Removal of FE teacher qualifications requirement causes sector concern

Sector leaders have expressed “deep concerns” over news FE trainers will no longer need a teacher training qualification from next month.

The Further Education Teachers’ (England) Regulations 2007 requirement for teaching qualifications is being scrapped under new legislation published by the government on August 9.

Representatives of the Institute for Learning (IfL), the University and College Union (UCU) and the National Union of Students’ (NUS) all spoke out after the IfL published a 48-page booklet today: Should Teaching Qualifications be Left to Chance?

Toni Fazaeli, IfL chief executive, said: “We are deeply concerned about the possible impact of removing the need for teachers in our sector to have teaching qualifications, given their responsibility to serve a vast and diverse group of young and adult learners, including some of the most vulnerable people in society.

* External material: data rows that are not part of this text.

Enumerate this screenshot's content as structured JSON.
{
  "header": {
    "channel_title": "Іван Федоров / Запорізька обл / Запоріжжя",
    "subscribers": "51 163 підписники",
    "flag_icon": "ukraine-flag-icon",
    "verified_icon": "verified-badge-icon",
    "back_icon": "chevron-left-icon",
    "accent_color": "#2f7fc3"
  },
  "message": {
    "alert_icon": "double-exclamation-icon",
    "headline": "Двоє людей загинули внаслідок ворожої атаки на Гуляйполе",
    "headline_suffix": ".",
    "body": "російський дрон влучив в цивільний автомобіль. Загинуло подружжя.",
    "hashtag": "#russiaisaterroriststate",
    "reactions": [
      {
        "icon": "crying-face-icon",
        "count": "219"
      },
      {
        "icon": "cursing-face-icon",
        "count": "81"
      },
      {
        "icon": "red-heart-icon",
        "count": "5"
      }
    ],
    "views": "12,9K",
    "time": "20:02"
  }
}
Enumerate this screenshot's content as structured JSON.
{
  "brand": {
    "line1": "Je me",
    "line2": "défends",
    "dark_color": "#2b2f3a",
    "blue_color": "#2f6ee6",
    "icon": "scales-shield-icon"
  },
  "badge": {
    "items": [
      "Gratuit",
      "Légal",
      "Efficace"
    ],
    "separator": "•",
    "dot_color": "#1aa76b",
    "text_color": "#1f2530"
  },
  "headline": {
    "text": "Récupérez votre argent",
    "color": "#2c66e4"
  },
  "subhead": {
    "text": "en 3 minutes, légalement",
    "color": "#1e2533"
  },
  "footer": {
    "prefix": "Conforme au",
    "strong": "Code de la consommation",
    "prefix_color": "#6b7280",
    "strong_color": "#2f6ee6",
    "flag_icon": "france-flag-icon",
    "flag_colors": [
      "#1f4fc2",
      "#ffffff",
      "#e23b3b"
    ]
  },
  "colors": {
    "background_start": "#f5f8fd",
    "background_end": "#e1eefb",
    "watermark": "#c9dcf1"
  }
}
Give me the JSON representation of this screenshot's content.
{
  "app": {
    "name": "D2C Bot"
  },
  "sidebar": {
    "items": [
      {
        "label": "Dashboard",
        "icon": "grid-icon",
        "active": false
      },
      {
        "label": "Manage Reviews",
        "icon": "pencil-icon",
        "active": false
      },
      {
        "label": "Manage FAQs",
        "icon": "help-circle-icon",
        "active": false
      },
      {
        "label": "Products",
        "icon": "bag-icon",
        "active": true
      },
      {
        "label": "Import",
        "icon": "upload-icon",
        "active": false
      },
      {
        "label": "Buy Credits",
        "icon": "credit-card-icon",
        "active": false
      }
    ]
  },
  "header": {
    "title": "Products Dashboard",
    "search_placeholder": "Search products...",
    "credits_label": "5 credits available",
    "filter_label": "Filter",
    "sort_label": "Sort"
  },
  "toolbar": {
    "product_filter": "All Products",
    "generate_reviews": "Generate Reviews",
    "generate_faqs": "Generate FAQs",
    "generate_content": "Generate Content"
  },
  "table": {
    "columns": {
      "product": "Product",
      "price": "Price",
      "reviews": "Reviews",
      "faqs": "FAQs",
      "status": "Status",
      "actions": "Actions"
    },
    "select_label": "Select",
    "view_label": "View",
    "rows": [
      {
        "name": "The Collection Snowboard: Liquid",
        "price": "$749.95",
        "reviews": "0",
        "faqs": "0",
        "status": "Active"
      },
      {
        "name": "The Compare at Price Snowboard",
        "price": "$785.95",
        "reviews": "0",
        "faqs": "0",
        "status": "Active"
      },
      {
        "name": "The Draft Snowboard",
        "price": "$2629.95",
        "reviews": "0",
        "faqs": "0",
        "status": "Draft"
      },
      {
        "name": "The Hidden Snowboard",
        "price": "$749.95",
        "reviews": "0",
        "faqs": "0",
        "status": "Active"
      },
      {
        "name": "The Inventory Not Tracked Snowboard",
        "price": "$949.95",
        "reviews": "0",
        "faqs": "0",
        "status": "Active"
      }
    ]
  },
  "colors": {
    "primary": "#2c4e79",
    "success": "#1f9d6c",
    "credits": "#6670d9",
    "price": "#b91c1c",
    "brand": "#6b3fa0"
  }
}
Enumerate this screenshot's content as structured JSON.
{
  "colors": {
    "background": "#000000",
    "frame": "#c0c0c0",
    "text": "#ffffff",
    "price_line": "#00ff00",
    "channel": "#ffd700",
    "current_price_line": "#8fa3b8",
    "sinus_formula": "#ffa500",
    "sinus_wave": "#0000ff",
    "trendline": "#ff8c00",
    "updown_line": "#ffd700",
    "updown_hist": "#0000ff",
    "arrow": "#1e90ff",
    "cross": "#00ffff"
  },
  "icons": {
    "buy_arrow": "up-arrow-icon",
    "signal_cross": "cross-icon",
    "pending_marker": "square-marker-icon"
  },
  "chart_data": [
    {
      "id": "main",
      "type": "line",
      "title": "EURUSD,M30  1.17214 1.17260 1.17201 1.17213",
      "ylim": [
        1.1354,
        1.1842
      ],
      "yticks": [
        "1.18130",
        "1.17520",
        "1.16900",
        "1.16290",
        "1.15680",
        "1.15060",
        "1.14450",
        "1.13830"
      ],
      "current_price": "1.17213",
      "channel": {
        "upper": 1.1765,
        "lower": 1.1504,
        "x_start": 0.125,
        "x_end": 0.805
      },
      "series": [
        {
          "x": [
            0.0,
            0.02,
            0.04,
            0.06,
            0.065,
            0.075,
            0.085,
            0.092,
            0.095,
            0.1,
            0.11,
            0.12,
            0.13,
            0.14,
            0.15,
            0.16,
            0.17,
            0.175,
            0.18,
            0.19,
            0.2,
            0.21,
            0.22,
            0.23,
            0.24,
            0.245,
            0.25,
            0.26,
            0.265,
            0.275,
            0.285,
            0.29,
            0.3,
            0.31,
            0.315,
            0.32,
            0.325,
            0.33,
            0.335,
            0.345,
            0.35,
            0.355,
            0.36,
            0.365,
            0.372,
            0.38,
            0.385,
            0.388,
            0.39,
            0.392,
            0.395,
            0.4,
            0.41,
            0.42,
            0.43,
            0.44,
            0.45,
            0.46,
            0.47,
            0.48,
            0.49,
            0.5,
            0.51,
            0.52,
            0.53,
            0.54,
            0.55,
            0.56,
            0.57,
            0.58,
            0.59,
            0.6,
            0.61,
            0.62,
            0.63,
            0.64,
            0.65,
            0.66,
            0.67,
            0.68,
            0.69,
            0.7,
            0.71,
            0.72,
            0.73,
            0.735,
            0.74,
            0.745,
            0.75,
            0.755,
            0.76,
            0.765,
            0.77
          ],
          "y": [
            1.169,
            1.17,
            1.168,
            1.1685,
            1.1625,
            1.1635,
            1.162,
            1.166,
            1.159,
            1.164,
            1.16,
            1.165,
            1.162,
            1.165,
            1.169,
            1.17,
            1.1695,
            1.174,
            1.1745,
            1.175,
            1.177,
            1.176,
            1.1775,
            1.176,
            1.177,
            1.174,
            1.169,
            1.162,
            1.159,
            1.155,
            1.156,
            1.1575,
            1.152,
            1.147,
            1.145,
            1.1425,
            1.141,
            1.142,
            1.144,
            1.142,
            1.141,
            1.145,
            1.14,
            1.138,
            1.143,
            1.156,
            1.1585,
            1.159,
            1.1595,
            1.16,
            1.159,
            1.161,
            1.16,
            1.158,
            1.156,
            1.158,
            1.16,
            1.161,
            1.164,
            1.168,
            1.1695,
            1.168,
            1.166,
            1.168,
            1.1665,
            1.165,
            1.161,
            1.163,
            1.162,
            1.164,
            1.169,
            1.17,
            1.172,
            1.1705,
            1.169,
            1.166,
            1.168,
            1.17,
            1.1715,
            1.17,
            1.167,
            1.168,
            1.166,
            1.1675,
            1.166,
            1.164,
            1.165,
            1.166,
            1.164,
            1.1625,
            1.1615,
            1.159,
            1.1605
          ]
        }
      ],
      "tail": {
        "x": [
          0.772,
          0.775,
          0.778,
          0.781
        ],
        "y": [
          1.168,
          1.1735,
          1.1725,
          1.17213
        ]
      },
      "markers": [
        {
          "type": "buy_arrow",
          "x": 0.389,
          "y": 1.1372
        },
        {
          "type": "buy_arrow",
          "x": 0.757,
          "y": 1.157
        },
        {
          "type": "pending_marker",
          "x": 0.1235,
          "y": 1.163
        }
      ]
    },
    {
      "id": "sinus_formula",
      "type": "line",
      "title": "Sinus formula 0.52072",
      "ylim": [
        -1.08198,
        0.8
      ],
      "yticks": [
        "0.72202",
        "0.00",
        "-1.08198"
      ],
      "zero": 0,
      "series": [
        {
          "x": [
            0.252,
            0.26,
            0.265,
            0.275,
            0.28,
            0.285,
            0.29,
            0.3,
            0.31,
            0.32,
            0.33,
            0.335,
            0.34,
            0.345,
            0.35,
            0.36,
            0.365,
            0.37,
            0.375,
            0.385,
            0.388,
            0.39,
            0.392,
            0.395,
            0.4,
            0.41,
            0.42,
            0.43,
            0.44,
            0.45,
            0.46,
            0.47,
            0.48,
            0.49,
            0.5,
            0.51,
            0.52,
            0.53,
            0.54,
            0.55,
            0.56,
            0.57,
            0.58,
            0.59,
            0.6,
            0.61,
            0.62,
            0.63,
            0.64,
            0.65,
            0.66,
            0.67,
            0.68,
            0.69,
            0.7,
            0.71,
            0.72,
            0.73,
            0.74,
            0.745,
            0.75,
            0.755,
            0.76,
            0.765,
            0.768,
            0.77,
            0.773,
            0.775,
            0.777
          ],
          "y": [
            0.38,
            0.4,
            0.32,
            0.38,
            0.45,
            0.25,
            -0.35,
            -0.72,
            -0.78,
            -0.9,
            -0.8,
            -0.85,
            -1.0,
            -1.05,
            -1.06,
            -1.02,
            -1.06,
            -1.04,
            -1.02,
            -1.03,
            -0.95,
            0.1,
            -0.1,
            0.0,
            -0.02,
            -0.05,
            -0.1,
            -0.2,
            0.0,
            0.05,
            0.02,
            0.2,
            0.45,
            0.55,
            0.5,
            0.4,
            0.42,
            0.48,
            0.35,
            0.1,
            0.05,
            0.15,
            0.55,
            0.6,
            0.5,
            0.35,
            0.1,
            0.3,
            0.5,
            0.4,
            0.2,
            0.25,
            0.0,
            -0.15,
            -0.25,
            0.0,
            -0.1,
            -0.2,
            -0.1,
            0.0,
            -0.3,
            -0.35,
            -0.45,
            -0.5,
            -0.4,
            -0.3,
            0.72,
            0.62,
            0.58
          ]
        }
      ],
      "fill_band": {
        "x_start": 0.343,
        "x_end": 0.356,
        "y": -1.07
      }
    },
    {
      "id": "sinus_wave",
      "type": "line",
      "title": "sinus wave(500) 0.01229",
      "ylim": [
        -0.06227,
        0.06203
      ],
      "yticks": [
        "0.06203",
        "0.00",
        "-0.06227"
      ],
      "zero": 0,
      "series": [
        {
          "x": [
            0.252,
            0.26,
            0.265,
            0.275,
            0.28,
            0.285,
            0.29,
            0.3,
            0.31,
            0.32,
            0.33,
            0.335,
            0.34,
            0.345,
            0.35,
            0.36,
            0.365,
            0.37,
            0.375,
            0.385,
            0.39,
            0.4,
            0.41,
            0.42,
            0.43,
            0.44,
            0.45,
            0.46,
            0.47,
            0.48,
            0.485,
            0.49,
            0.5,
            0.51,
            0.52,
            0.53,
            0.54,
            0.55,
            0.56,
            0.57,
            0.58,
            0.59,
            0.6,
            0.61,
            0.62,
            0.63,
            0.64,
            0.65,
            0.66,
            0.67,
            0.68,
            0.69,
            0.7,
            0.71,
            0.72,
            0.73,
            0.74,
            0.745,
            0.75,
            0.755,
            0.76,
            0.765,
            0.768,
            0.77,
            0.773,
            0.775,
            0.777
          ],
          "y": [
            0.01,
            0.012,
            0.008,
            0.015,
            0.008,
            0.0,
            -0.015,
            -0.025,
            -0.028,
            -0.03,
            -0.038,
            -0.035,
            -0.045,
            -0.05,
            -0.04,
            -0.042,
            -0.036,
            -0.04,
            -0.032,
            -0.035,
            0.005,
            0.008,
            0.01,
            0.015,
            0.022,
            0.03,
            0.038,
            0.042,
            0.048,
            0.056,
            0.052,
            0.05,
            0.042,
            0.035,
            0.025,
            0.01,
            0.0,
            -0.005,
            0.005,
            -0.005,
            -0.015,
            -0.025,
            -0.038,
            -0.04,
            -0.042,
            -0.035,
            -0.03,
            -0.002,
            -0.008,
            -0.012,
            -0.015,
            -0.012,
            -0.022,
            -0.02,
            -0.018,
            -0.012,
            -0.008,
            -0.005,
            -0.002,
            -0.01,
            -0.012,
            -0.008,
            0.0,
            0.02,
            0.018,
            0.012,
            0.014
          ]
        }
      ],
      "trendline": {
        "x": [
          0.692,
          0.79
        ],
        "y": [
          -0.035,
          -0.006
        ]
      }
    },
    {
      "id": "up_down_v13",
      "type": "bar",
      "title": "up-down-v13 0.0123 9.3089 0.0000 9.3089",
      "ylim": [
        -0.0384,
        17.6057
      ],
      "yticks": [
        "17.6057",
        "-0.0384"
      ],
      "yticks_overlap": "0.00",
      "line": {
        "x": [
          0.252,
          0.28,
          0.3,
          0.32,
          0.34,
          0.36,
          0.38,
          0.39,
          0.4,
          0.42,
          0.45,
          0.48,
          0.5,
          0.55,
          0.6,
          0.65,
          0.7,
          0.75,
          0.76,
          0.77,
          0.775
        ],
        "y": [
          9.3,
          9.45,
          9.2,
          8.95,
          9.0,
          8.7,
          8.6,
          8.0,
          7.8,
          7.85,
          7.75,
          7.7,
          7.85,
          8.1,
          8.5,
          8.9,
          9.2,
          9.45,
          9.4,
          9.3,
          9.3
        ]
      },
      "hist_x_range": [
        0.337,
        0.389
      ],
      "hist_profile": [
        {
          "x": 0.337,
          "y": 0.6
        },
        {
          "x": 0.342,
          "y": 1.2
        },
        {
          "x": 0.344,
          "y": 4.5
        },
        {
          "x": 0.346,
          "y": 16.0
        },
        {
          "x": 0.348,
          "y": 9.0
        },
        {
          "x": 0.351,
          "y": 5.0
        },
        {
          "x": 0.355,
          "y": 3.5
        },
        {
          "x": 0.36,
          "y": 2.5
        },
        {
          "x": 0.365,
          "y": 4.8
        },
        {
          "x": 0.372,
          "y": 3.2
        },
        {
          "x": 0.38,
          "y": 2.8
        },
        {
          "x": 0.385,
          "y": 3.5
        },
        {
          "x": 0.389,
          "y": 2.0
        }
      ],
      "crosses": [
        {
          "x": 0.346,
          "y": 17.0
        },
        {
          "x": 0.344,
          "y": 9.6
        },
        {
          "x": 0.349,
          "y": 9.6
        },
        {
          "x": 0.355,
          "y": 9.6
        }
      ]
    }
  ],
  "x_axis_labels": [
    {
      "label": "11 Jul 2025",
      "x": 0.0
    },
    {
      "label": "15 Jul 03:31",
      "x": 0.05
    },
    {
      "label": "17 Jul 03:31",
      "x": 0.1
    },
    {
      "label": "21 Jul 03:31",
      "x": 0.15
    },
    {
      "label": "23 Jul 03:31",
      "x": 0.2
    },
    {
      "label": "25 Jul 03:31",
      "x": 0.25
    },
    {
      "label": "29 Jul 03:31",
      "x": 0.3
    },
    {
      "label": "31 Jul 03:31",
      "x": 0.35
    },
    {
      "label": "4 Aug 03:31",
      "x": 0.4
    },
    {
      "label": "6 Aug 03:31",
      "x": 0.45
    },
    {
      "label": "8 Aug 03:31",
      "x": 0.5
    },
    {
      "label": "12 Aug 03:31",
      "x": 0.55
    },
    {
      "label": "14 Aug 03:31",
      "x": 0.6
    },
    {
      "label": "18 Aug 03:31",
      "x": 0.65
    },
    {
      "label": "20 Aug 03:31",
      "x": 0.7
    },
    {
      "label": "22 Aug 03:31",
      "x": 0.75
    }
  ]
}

“We believe that tomorrow’s engineers, accountants, technicians, mechanics, plumbers, chefs and healthcare workers should be taught by teachers who know their specialist subject well and have been through initial teacher training to ensure that they have the right teaching skills too.”

Barry Lovejoy, UCU’s head of further education, said the union would continue to push the government to ensure that newly-appointed lecturers had to have teaching qualifications.

“We are disappointed that the government appears to believe it is acceptable for lecturers to teach students without having a recognised qualification,” he said.

“We shall be pressing the case for all lecturers in our colleges to remain fully-qualified professionals.”

The IfL publication includes 14 articles which further speak out against the move, from contributors including Norman Crowther, national official for post 16 education at the Association of Teachers and Lecturers; Jayne Stigger, head of maths and science at North East Surrey College of Technology; Sue Rimmer, principal at South Thames College; and, Mike Hopkins, principal at Middlesbrough College.

Joe Vinson, vice-president (further education) of the NUS and also a contributor to the publication, said: “Further education supports so many different types of students, with different backgrounds, different levels of ability and different needs.

“To have someone at the front of a workshop or classroom with no quantifiable or standardised way of supporting a diverse group of students is a disservice to the students themselves, the college and the community they serve.”

A spokesperson for the Department for Business, Innovation and Skills said the Education and Training Foundation was “in place and developing a firm foundation for the self-regulation of the profession”.

“The foundation’s aim is to develop a well-qualified, effective and up-to-date professional workforce, supported by good leadership, management and governance,” he said.

“It will define and promote professionalism in the sector and ensure the availability, scope and quality of initial teacher training. It is for individual institutions to decide what teaching qualifications are appropriate for their particular situation.”

He added: “The highest quality of teaching is paramount to the success of each college and we trust FE institutions to employ those they believe to be best qualified for the job.”